Is there a shortage of Toyota Tacomas?
New Toyota Tacoma chip shortage The new Toyota Tacoma and Toyota Tundra supply is dwindling. According to Road Show, the chip shortage is already affecting pricing incentives on new Toyota pickup trucks. The Toyota Tundra, for instance, has seen heavy hits on production for months.
Do Toyota Tacomas break down?
Standard cars are known to last up to 200,000 miles, while a well-maintained Toyota Tacoma will last far past 300,000 miles. Some reports say that Toyota Tacomas have lasted over 400,000 miles. The comparable Chevy Colorado has an approximate lifespan of about 200,000 miles.
Is the Toyota Tacoma a reliable car?
Are Toyota Tacomas Reliable? Toyota vehicles are known for their reliability and that includes the automaker’s trucks. On the RepairPal Reliability scale, the Toyota Tacoma earns a score of 3.5 out of 5.0 for its reliability, making it above average and boasting lower than average ownership costs.
Why is it so hard to get a Tacoma?
As such, factories are struggling to keep up with demand. According to Automotive Industry, North American Toyota factories aren’t having an easy time of it when it comes to keeping dealers stocked with 2021 Toyota Tacoma pickup trucks. The pandemic hasn’t slowed Tacoma sales down.
Why are tacomas so hard to get?
A chip shortage, of course, that has resulted in drastically reduced vehicle inventories across the country.
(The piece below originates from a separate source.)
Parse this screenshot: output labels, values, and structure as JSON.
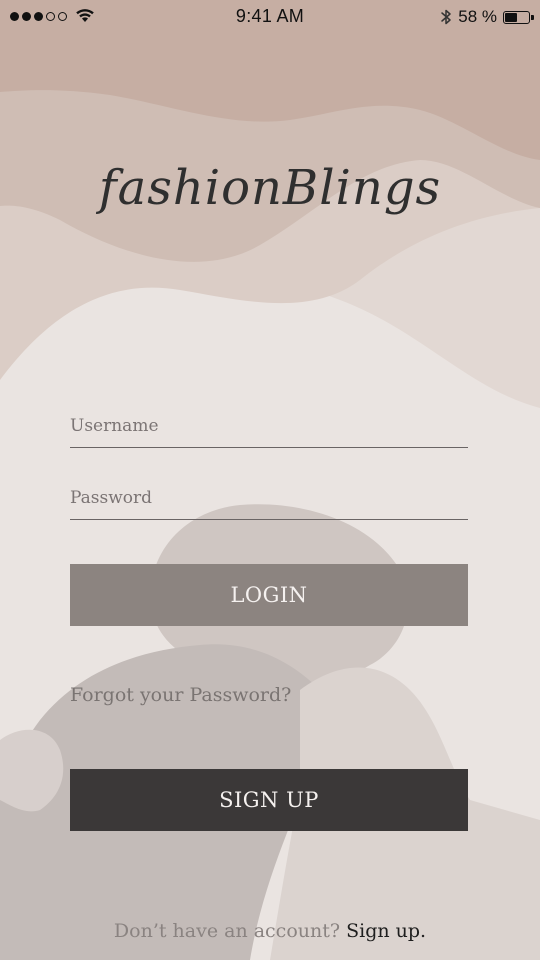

Because if this, it has become nearly impossible to find our favorite 2021 Tacoma trucks on the lot. Same goes for Toyota Tundra and Toyota 4Runner. They just do not exist, so to speak.
What tacomas to avoid?
Quick answer: Avoid Toyota Tacoma year models 2006, 2007, 2008, 2009, 2011, 2012, 2016, and 2017. There have been a lot of issues reported with the 2006, 2007, 2008, 2009, 2011, 2012, 2016, and 2017 Toyota Tacoma year models and we recommend avoiding them.
Why are Toyotas called tacos?
The name was derived from the Coast Salish peoples’ name for Mt. Rainier in Washington state. “Prior to being known as Mount Rainier, the volcano was called Tacoma, and was also referred to as Talol, Tahoma, Tacobeh, and Pooskaus by various Native American tribes.”